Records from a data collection
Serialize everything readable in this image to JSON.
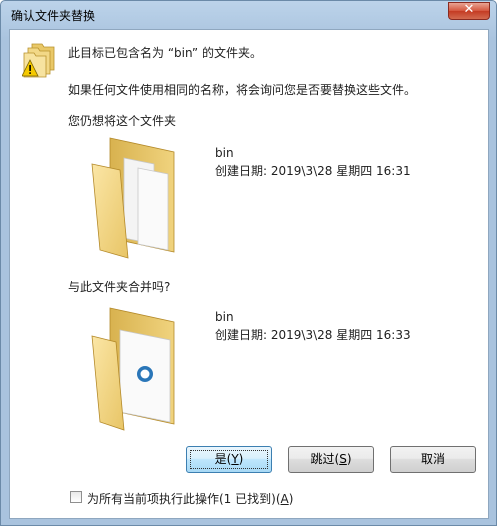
{
  "window": {
    "title": "确认文件夹替换"
  },
  "message": {
    "line1": "此目标已包含名为 “bin” 的文件夹。",
    "line2": "如果任何文件使用相同的名称，将会询问您是否要替换这些文件。",
    "line3": "您仍想将这个文件夹"
  },
  "source_folder": {
    "name": "bin",
    "created": "创建日期: 2019\\3\\28 星期四 16:31"
  },
  "merge_prompt": "与此文件夹合并吗?",
  "target_folder": {
    "name": "bin",
    "created": "创建日期: 2019\\3\\28 星期四 16:33"
  },
  "buttons": {
    "yes": {
      "label": "是(",
      "mnemonic": "Y",
      "suffix": ")"
    },
    "skip": {
      "label": "跳过(",
      "mnemonic": "S",
      "suffix": ")"
    },
    "cancel": {
      "label": "取消"
    }
  },
  "apply_all": {
    "label": "为所有当前项执行此操作(1 已找到)(",
    "mnemonic": "A",
    "suffix": ")",
    "checked": false
  },
  "icons": {
    "close": "close-icon",
    "warning": "warning-folder-icon",
    "source": "documents-folder-icon",
    "target": "app-folder-icon"
  }
}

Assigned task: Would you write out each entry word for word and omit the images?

Solution for this task:
Serialize everything readable in this image to JSON.
{
  "window": {
    "title": "确认文件夹替换"
  },
  "message": {
    "line1": "此目标已包含名为 “bin” 的文件夹。",
    "line2": "如果任何文件使用相同的名称，将会询问您是否要替换这些文件。",
    "line3": "您仍想将这个文件夹"
  },
  "source_folder": {
    "name": "bin",
    "created": "创建日期: 2019\\3\\28 星期四 16:31"
  },
  "merge_prompt": "与此文件夹合并吗?",
  "target_folder": {
    "name": "bin",
    "created": "创建日期: 2019\\3\\28 星期四 16:33"
  },
  "buttons": {
    "yes": {
      "label": "是(",
      "mnemonic": "Y",
      "suffix": ")"
    },
    "skip": {
      "label": "跳过(",
      "mnemonic": "S",
      "suffix": ")"
    },
    "cancel": {
      "label": "取消"
    }
  },
  "apply_all": {
    "label": "为所有当前项执行此操作(1 已找到)(",
    "mnemonic": "A",
    "suffix": ")",
    "checked": false
  },
  "icons": {
    "close": "close-icon",
    "warning": "warning-folder-icon",
    "source": "documents-folder-icon",
    "target": "app-folder-icon"
  }
}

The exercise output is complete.